What’s Up With Whale Sharks?
Whale shark sightings are on the rise. It used to be that we would see whale sharks occasionally, while diving or underway, usually during winter months. They are a sight to see- with adults clocking in at around 40 ft long, with dark skin and a tribal pattern of white polka dots. Over the past few years, we have been seeing these massive marine species more and more, and not just during winter. Here are some interesting facts on whale sharks, and some research that is being done to track population growth.
About Whale Sharks
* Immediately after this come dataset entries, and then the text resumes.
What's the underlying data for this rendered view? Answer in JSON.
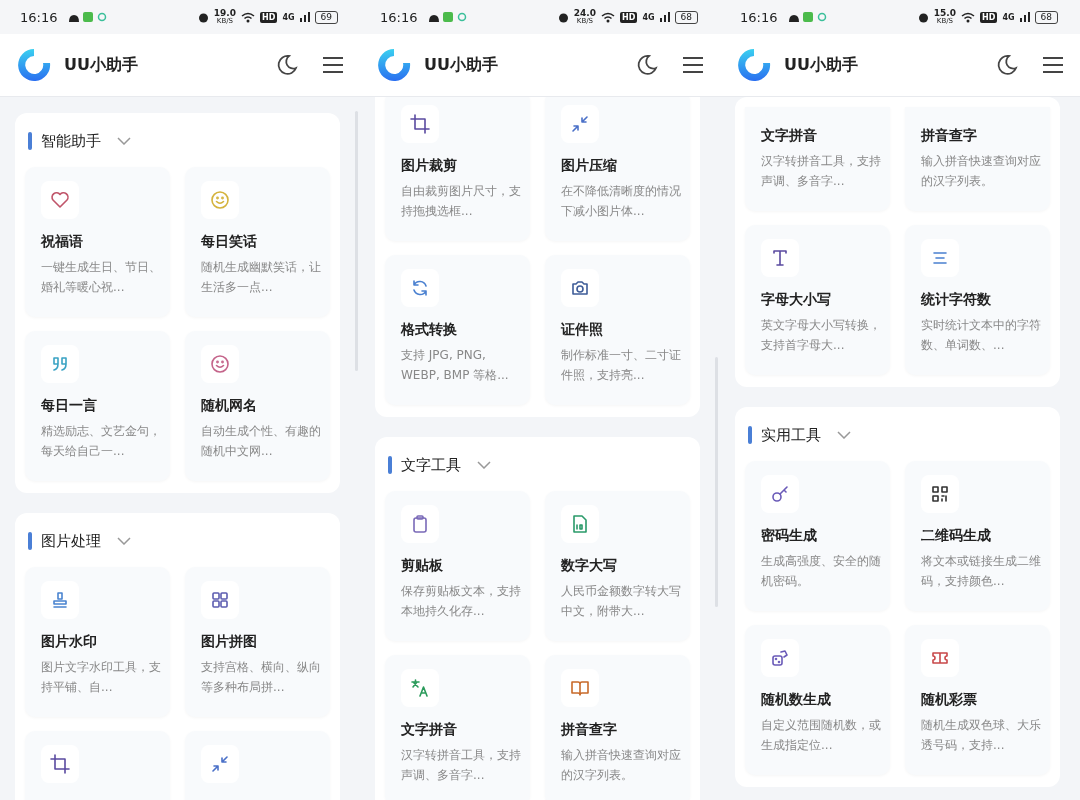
{
  "screens": [
    {
      "status": {
        "time": "16:16",
        "speed": "19.0",
        "speed_unit": "KB/S",
        "hd": "HD",
        "network": "4G",
        "battery": "69"
      },
      "app_title": "UU小助手",
      "panels": [
        {
          "title": "智能助手",
          "cards": [
            {
              "kind": "heart",
              "title": "祝福语",
              "desc": "一键生成生日、节日、婚礼等暖心祝..."
            },
            {
              "kind": "smile",
              "title": "每日笑话",
              "desc": "随机生成幽默笑话，让生活多一点..."
            },
            {
              "kind": "quote",
              "title": "每日一言",
              "desc": "精选励志、文艺金句，每天给自己一..."
            },
            {
              "kind": "smile-pink",
              "title": "随机网名",
              "desc": "自动生成个性、有趣的随机中文网..."
            }
          ]
        },
        {
          "title": "图片处理",
          "cards": [
            {
              "kind": "stamp",
              "title": "图片水印",
              "desc": "图片文字水印工具，支持平铺、自..."
            },
            {
              "kind": "grid",
              "title": "图片拼图",
              "desc": "支持宫格、横向、纵向等多种布局拼..."
            },
            {
              "kind": "crop"
            },
            {
              "kind": "compress"
            }
          ]
        }
      ]
    },
    {
      "status": {
        "time": "16:16",
        "speed": "24.0",
        "speed_unit": "KB/S",
        "hd": "HD",
        "network": "4G",
        "battery": "68"
      },
      "app_title": "UU小助手",
      "panels": [
        {
          "cards": [
            {
              "kind": "crop",
              "title": "图片裁剪",
              "desc": "自由裁剪图片尺寸，支持拖拽选框..."
            },
            {
              "kind": "compress",
              "title": "图片压缩",
              "desc": "在不降低清晰度的情况下减小图片体..."
            },
            {
              "kind": "refresh",
              "title": "格式转换",
              "desc": "支持 JPG, PNG, WEBP, BMP 等格..."
            },
            {
              "kind": "camera",
              "title": "证件照",
              "desc": "制作标准一寸、二寸证件照，支持亮..."
            }
          ]
        },
        {
          "title": "文字工具",
          "cards": [
            {
              "kind": "clipboard",
              "title": "剪贴板",
              "desc": "保存剪贴板文本，支持本地持久化存..."
            },
            {
              "kind": "binary",
              "title": "数字大写",
              "desc": "人民币金额数字转大写中文，附带大..."
            },
            {
              "kind": "translate",
              "title": "文字拼音",
              "desc": "汉字转拼音工具，支持声调、多音字..."
            },
            {
              "kind": "book",
              "title": "拼音查字",
              "desc": "输入拼音快速查询对应的汉字列表。"
            }
          ]
        }
      ]
    },
    {
      "status": {
        "time": "16:16",
        "speed": "15.0",
        "speed_unit": "KB/S",
        "hd": "HD",
        "network": "4G",
        "battery": "68"
      },
      "app_title": "UU小助手",
      "panels": [
        {
          "cards": [
            {
              "title": "文字拼音",
              "desc": "汉字转拼音工具，支持声调、多音字..."
            },
            {
              "title": "拼音查字",
              "desc": "输入拼音快速查询对应的汉字列表。"
            },
            {
              "kind": "letter-t",
              "title": "字母大小写",
              "desc": "英文字母大小写转换，支持首字母大..."
            },
            {
              "kind": "lines",
              "title": "统计字符数",
              "desc": "实时统计文本中的字符数、单词数、..."
            }
          ]
        },
        {
          "title": "实用工具",
          "cards": [
            {
              "kind": "key",
              "title": "密码生成",
              "desc": "生成高强度、安全的随机密码。"
            },
            {
              "kind": "qrcode",
              "title": "二维码生成",
              "desc": "将文本或链接生成二维码，支持颜色..."
            },
            {
              "kind": "dice",
              "title": "随机数生成",
              "desc": "自定义范围随机数，或生成指定位..."
            },
            {
              "kind": "ticket",
              "title": "随机彩票",
              "desc": "随机生成双色球、大乐透号码，支持..."
            }
          ]
        }
      ]
    }
  ]
}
Whale sharks are seen in tropical waters around the world. Just like a humpback whale’s tail is an identifier, the spotted coloration on whale sharks are unique, allowing researchers to catalog them. If you hadn’t guessed already, whale sharks are not whales at all. They just carry that name because of their size. Whale sharks (Rhincodon typus) are the largest shark species known, and also hold the title of largest of any fishes on earth. To maintain their bulk, they travel large distances, feeding on plankton, tiny shrimp and small fish.
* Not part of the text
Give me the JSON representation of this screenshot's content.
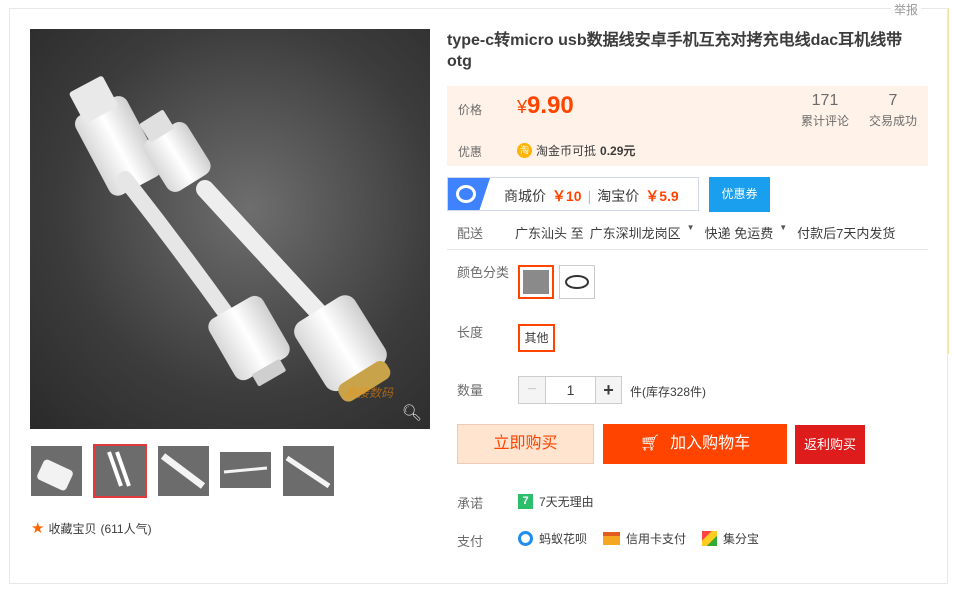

Scientist have been stymied in collecting data on these giant animals because they are among the most widely traveling species. Whale sharks can shift between the open ocean, coastal areas and the deep sea. A 2018 study on a whale shark named Anne traveled more than 12,500 miles across the Pacific in just over two years, including making her way through the Mariana Trench – the deepest place on Earth. Tracking devices are not always effective, as whale sharks often deep dive, going beyond a typical beacon’s 2000m limit.
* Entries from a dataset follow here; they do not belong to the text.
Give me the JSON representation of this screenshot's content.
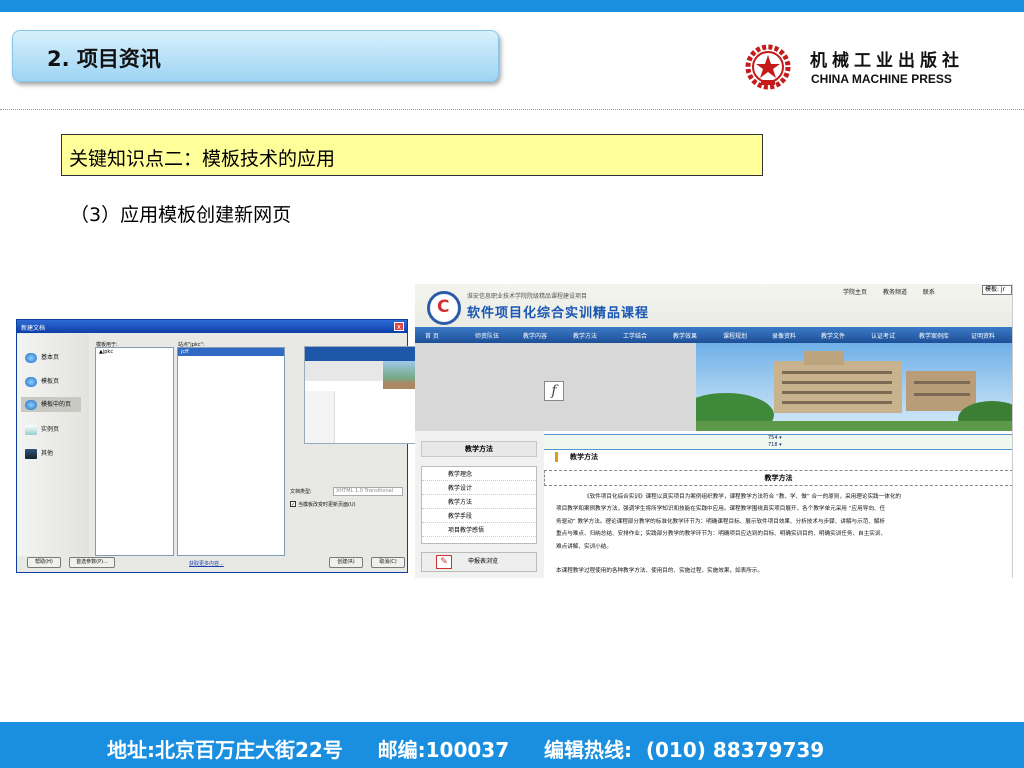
{
  "header": {
    "section_title": "2. 项目资讯",
    "publisher_cn": "机械工业出版社",
    "publisher_en": "CHINA MACHINE PRESS"
  },
  "content": {
    "key_point": "关键知识点二：模板技术的应用",
    "step_title": "（3）应用模板创建新网页"
  },
  "dialog": {
    "title": "新建文档",
    "close": "x",
    "categories": [
      "基本页",
      "模板页",
      "模板中的页",
      "实例页",
      "其他"
    ],
    "selected_category_index": 2,
    "templates_for_label": "模板用于:",
    "templates_for_items": [
      "jpkc"
    ],
    "site_label": "站点\"jpkc\":",
    "site_items": [
      "jcff"
    ],
    "doctype_label": "文档类型:",
    "doctype_value": "XHTML 1.0 Transitional",
    "update_checkbox_label": "当模板改变时更新页面(U)",
    "help_button": "帮助(H)",
    "prefs_button": "首选参数(P)...",
    "more_link": "获取更多内容...",
    "create_button": "创建(R)",
    "cancel_button": "取消(C)"
  },
  "webpage": {
    "org_line": "淮安信息职业技术学院院级精品课程建设项目",
    "course_name": "软件项目化综合实训精品课程",
    "top_links": [
      "学院主页",
      "教务频道",
      "联系"
    ],
    "template_tag": "模板: jr",
    "nav": [
      "首  页",
      "师资队伍",
      "教学内容",
      "教学方法",
      "工学结合",
      "教学效果",
      "课程规划",
      "录像资料",
      "教学文件",
      "认证考试",
      "教学案例库",
      "证明资料"
    ],
    "guide_top": "754 ▾",
    "guide_bottom": "718 ▾",
    "side_title": "教学方法",
    "side_items": [
      "教学理念",
      "教学设计",
      "教学方法",
      "教学手段",
      "项目教学感悟"
    ],
    "apply_label": "申报表浏览",
    "crumb": "教学方法",
    "content_title": "教学方法",
    "paragraph_lines": [
      "《软件项目化综合实训》课程以真实项目为案例组织教学，课程教学方法符合 “教、学、做” 合一的原则，采用理论实践一体化的",
      "项目教学和案例教学方法，强调学生将所学知识和技能在实践中应用。课程教学围绕真实项目展开，各个教学单元采用 “应用导向、任",
      "务驱动” 教学方法。理论课程部分教学的标准化教学环节为：明确课程目标、展示软件项目效果、分析技术与步骤、讲解与示范、解析",
      "重点与难点、归纳总结、安排作业；实践部分教学的教学环节为：明确项目应达到的目标、明确实训目的、明确实训任务、自主实训、",
      "难点讲解、实训小结。"
    ],
    "closing_line": "本课程教学过程使用的各种教学方法、使用目的、实施过程、实施效果，如表所示。"
  },
  "footer": {
    "text": "地址:北京百万庄大街22号     邮编:100037     编辑热线:  (010) 88379739"
  },
  "colors": {
    "accent_blue": "#1a8fe0",
    "key_point_bg": "#ffff99",
    "title_pill_bg": "#b8e2f8"
  }
}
Females give birth to live young but this has never been observed. No one is certain where pupping occurs, though we have observed juvenile and adult whale sharks in Maui waters. They can be seen in shallower waters or feeding at the surface.
Are they safe to be in the water with?
A docile filter-feeder, whale sharks are not in the same league as more toothy, predatory sharks. They are not known to pose a threat to people.
Whale sharks are gentle creatures. However, because of their size, divers should be careful in the water. An inadvertent tail smack from a whale shark could be dangerous.
Whale sharks were listed as endangered in 2016, often getting caught in commercial fishing nets, or purposely fished to feed the demand for shark fins in Asia.
Repeated anecdotal accounts do lead researchers to believe whale shark numbers are increasing, at least in Hawaii. The Hawaii Uncharted Research Collective (HURC) is working to find out with the Whale Shark Initiative.
Unusual whale shark facts
Whale sharks have roamed the ocean for more than 70 million years, overlapping their existence with the Tyrannosaurus rex at one point.
The species 300 of rows of teeth are microscopic, filtering out large matter to feed on small shrimp, fish and plankton. A research team documented thousands of shrimp-like creatures living in the mouth of one whale shark, riding along as an in-house cleaning service.
Researchers in Japan also discovered recently that whale sharks have retractable eyes, with 3,000 tiny tooth-like structures called “dermal denticals” surrounding the iris.
Whale sharks move through the water at a relatively plodding pace, allowing other fish to hitch a ride along the way
If you see a whale shark while diving
Consider yourself lucky and observe as much as you can. If you have a camera, please document what you can, share your photos with us by using the secure photo upload in the footer of our website homepage at www.lahainadivers.com. Please include the dive location and date and approximate time, and we will in turn share with local researchers.